The focus was on the release of the new ArcGIS Enterprise. Although the name is new it represents a bundle of the existing products of ArcGIS server, ArcGIS Web Adapter, Portal for ArcGIS and the ArcGIS Data Store. Where most organisations would be familiar with working directly with server, the goal over time will to move the access point and focus to portal as these products are more tightly coupled. A number of server roles have also been introduced including the familiar GIS server as well as the newer roles of GeoEvent Server, Image Server and GeoAnalytics Sever. Organisations can mix and match these roles depending on need and each one can also be hosted on different machines. Although the version number has increased incrementally from 10.4 to 10.5, this is considered a major release and probably should have been numbered 11.0. Version 10.5.1 is expected mid-year with 10.6 planned for the end of 2017.
ArcGIS Pro has also moved up in the rankings becoming an increasingly dominant part of the ArcGIS desktop environment. It is multi threaded, better suited to the new Windows display environment, and it now supports vector tile creation, geodatabase topology, 3D object editing, labelling, charts and sharing on line. As you would expect there was a heavy emphasis on the enhanced software development kit. The aim is to move all ArcMap functionality, including development (ArcObjects) to the new ArcGIS pro platform (SDK – the new development environment). Notably Utility Network support is still absent from the platform but it “might” be included in version 2 due to be released at the end of the year.

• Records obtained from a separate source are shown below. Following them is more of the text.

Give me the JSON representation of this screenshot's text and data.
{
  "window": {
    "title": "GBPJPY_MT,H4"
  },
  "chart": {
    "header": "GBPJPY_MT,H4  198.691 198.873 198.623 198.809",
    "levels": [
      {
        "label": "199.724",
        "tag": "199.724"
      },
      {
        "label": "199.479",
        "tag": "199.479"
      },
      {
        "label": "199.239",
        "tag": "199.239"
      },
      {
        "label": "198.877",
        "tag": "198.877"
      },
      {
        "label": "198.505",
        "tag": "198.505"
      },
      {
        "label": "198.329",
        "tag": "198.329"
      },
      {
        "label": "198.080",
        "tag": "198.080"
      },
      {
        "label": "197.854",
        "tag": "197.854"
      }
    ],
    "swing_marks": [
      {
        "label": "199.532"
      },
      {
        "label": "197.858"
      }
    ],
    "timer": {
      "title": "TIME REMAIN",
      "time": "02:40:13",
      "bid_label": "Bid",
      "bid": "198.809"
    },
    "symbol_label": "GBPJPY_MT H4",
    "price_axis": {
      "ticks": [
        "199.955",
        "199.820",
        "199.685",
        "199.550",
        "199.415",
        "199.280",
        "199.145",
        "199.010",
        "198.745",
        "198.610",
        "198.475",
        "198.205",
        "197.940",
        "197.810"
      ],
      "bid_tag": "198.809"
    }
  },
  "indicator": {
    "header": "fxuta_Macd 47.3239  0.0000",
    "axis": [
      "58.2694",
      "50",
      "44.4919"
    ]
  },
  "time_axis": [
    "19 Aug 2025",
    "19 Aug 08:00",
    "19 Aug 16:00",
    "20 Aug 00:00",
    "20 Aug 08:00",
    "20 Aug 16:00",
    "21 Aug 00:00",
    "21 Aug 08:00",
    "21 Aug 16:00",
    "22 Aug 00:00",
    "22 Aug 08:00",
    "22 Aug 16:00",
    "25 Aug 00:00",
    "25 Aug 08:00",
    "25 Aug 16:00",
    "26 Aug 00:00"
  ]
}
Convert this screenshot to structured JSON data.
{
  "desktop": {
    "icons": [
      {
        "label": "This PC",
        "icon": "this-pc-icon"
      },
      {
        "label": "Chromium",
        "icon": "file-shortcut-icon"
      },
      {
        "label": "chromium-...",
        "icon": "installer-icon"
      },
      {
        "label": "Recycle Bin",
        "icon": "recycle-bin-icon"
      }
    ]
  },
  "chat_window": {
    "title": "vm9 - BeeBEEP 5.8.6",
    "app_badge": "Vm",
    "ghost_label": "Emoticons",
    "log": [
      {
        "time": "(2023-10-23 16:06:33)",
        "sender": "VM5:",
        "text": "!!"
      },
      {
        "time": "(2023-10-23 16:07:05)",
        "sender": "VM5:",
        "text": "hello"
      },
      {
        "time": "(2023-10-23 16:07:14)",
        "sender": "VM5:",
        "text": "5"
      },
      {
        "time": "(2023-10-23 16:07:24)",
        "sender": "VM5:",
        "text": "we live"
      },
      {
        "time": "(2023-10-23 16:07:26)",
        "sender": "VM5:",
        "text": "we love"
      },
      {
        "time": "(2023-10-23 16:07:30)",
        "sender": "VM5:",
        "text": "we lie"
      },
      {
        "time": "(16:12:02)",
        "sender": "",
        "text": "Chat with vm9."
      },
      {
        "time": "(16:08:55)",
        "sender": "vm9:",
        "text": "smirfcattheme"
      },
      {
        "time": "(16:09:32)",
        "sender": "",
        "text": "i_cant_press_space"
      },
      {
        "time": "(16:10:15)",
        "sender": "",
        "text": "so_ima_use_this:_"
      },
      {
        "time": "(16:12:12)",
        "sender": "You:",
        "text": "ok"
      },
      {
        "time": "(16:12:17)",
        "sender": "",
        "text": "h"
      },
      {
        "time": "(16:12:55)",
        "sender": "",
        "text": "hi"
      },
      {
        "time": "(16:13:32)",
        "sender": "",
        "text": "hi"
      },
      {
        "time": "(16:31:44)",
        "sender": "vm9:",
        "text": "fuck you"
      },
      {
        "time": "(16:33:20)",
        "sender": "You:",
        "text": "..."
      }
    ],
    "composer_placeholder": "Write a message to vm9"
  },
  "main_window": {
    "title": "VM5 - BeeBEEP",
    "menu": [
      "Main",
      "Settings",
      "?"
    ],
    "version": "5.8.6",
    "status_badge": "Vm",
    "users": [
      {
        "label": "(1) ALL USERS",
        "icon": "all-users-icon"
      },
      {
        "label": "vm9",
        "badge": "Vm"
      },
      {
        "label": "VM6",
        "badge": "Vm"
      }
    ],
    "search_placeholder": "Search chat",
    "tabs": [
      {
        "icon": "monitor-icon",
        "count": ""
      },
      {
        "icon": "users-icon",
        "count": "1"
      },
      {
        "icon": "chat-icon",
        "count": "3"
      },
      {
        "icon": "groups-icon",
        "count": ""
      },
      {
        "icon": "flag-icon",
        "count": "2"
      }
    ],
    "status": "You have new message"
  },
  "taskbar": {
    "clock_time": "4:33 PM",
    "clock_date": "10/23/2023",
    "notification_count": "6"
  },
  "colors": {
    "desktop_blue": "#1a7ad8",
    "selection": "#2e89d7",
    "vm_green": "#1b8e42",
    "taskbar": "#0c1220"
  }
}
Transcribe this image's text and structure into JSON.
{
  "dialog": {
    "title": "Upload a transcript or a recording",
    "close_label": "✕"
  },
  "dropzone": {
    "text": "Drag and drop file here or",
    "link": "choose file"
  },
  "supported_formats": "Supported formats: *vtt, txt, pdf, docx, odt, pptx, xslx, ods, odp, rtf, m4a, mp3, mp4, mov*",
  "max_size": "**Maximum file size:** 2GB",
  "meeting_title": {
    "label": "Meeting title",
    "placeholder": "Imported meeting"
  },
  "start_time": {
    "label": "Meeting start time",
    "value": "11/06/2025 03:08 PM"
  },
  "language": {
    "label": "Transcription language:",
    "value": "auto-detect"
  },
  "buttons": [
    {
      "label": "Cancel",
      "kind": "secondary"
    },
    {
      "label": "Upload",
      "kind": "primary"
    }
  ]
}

There are now a range of environments for developing on the ESRI platform. The emphasis was on web development with over 50 sessions based on javascript and if you don’t want to write code you can build web apps using the web application builder which now has increased capabilities (including 3D). Desktop development was focused on python with about 25 sessions on this popular scripting language. There were over 20 session focused on ArcGIS runtime (this can be used to build standalone applications) and a dozen session on the ArcGIS Pro software development kit. There were also sessions focused purely on iOS and Android and for those interested in using a single platform to develop for iOS, Android and windows, there was an interesting session on Xamarin. In all there were almost 300 sessions of mostly one hour in length.
The ESRI showcase covered a huge area filled with computers, large screens and ESRI technical specialists and developers. There were also 3 large demo theatres. ESRI must have had most of their development team on site. The ESRI main campus is about an hour away in Redlands. ESRI also highlighted their R&D centres spread throughout the world with one of them based in Melbourne.

If you are a developer focused on the ESRI platform then there is no doubt that the ESRI developer summit then this is the place to be. More geeks than you can poke a stick at. Or in the case of the dodge ball tournament and party on the final night – more geeks then you can throw a ball at.